The amendments adopted by the committee scrapped some language that critics feared would hinder protesters’ First Amendment rights.
Maher said the new version excludes charging protesters who simply enter a property with the tougher sanctions.
“Plenty of times, people enter without intent to do harm,” he said.
Rep. Mike Carroll of Avoca, the Democratic chair of the committee, said the amendments are an improvement, but he still has concerns.
“When you get to misdemeanors of the first degree and felonies, we should be very, very careful that we don’t impose such onerous penalties on folks,” he said. “It’s just patently unfair to open the door to a felony conviction or serious misdemeanors unless they’re warranted.”
Environmentalists and the American Civil Liberties Union have spoken out against the proposal.

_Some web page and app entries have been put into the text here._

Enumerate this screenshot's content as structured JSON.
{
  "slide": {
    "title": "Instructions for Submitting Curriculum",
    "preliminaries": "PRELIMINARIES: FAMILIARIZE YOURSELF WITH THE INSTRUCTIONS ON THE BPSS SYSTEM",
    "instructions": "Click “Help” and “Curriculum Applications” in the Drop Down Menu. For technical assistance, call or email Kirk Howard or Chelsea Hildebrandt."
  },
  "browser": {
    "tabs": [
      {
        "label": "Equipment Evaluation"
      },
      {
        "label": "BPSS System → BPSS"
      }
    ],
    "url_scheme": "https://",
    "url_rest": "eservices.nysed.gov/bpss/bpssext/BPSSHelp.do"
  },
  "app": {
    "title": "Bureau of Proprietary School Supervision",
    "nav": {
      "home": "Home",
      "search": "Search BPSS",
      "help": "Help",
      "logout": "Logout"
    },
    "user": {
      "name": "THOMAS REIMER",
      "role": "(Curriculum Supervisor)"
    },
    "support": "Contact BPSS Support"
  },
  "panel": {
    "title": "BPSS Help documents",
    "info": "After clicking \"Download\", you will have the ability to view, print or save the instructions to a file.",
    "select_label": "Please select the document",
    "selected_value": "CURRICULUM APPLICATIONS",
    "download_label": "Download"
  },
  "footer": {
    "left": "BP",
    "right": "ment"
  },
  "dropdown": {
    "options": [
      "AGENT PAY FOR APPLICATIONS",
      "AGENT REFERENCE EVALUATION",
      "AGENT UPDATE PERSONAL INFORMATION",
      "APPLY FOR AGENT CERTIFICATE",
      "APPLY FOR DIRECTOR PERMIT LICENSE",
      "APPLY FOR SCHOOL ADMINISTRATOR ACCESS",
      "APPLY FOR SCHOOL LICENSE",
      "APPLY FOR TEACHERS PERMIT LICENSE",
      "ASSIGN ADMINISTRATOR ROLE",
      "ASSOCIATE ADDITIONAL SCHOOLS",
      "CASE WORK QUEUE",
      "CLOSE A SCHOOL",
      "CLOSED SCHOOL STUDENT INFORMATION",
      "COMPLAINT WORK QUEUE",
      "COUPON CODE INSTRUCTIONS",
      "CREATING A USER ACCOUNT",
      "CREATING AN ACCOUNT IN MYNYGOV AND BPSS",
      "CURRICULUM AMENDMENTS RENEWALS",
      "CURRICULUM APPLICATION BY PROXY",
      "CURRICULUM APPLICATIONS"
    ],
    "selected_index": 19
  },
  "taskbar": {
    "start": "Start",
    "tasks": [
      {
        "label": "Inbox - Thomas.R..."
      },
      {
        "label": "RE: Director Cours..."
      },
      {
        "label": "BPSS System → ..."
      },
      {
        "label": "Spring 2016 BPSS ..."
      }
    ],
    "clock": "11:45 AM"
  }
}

Elizabeth Randol, legislative director of the ACLU of Pennsylvania, said people who damage such facilities can already be charged for several different types of vandalism, and this bill would allow prosecutors to pile on additional charges.
She also took issue with another part of the measure.
“Someone could be required to pay up to three times the amount of the damage that was actually done under restitution,” she said. “That is not allowed for any other victim of any other crime.”
The legislative and political director for the Sierra Club’s Pennsylvania chapter, Jen Quinn, pointed to what she considers problematic language that would charge a person who “defaces” or “inhibits the operations of” a critical infrastructure facility.
“Is hanging a sign defacement?” she asked. “Or, inhibiting or impeding the normal operations of a facility — what is the definition of that? Sitting and delaying something for a few minutes?”
The measure identifies 21 types of critical infrastructure facilities that would pertain to the proposed charges, including water intake structures, chemical manufacturing facilities and liquid natural gas terminals.